→ **Task details**: Line count for "type": give how many lines in the data below contain it, with no other words.

(Entries supplied Opens)

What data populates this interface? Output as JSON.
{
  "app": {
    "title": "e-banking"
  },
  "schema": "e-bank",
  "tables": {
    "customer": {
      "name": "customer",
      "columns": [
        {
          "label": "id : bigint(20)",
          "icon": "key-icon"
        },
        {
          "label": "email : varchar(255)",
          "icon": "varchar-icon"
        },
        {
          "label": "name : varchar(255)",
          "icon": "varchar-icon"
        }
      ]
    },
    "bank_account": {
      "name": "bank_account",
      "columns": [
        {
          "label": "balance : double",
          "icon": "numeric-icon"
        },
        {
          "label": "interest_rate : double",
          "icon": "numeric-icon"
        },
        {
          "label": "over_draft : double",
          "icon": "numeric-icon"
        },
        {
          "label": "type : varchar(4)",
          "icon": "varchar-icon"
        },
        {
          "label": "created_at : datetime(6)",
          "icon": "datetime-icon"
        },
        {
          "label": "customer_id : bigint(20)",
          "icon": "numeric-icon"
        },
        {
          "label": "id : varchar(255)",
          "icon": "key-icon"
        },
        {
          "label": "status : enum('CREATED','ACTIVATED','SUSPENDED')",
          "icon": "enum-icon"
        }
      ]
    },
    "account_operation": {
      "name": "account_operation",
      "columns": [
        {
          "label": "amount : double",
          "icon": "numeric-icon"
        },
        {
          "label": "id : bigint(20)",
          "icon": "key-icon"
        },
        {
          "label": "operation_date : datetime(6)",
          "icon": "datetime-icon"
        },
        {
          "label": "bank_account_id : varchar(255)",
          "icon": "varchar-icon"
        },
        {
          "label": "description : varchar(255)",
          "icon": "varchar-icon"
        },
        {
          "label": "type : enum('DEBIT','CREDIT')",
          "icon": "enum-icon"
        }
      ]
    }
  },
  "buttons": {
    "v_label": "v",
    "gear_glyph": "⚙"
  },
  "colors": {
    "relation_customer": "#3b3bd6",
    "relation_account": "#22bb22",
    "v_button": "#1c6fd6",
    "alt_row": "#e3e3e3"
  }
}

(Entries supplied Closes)

→ **Exercise response**: 2